[Extracted records]
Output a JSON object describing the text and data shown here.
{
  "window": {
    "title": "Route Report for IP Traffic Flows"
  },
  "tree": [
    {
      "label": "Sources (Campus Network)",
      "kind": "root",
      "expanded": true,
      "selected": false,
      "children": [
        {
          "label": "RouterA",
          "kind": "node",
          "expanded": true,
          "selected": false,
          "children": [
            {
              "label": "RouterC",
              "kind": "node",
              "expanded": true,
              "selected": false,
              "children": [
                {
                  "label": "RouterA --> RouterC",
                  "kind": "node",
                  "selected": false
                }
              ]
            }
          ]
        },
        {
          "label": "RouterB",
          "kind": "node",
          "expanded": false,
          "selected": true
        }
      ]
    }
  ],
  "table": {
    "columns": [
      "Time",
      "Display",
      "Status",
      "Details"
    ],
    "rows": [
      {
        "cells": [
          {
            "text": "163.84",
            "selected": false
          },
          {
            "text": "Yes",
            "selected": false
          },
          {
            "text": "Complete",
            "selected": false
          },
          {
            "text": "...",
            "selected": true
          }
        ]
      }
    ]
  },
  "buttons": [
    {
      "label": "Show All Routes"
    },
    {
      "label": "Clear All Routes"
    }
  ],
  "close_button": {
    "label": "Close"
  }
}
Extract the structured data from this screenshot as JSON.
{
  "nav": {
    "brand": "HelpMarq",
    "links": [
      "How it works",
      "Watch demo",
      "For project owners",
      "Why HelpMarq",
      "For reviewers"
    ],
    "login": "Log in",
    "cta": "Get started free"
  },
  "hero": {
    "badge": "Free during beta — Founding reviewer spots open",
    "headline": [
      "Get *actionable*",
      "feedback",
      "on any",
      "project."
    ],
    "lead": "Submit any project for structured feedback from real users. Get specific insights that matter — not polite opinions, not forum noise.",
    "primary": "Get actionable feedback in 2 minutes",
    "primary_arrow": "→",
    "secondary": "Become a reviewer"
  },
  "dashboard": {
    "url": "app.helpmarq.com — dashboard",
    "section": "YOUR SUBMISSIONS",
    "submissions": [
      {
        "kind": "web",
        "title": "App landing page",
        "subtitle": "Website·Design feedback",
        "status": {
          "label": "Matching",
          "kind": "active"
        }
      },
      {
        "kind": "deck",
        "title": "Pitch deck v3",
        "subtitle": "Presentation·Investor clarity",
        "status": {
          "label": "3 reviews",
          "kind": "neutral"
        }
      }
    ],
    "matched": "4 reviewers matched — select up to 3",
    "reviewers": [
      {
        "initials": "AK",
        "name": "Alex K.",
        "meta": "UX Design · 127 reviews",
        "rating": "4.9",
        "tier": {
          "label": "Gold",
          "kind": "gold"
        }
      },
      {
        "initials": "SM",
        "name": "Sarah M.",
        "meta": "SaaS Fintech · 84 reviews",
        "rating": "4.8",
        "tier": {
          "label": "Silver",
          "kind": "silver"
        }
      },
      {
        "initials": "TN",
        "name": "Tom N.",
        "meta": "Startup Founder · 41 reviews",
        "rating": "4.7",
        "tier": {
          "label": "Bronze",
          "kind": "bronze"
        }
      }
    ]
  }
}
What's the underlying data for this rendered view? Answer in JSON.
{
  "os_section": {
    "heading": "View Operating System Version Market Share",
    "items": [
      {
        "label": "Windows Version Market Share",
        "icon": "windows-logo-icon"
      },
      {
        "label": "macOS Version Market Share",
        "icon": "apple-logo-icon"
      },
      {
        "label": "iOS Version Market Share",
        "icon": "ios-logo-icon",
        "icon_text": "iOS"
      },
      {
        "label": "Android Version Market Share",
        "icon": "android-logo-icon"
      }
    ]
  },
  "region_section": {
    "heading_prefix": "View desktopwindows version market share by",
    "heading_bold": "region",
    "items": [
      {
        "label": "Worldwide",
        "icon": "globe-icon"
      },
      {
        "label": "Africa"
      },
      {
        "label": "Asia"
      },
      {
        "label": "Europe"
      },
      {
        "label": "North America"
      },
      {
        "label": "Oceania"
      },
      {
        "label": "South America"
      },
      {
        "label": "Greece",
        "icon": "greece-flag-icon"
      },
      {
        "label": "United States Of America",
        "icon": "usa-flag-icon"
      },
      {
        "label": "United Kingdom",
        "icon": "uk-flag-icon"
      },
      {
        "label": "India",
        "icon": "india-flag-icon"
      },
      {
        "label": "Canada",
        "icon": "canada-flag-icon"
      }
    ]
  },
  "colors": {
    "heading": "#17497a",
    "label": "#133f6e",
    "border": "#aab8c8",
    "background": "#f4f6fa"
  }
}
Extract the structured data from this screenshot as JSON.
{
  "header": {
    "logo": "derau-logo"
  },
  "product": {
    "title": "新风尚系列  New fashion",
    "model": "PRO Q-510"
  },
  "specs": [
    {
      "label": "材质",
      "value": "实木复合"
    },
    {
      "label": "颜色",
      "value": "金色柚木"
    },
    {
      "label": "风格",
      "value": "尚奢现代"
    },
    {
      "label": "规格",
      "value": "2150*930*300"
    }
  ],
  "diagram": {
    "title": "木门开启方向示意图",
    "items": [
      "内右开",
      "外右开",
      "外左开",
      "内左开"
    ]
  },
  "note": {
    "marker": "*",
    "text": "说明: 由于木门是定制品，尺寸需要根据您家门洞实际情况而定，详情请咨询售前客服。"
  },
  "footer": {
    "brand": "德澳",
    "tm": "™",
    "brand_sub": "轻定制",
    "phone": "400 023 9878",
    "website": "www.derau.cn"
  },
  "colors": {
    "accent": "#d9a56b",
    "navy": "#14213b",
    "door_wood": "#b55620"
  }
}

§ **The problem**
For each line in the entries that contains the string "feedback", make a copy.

§ **Task solution**
      "feedback",
    "lead": "Submit any project for structured feedback from real users. Get specific insights that matter — not polite opinions, not forum noise.",
    "primary": "Get actionable feedback in 2 minutes",
        "subtitle": "Website·Design feedback",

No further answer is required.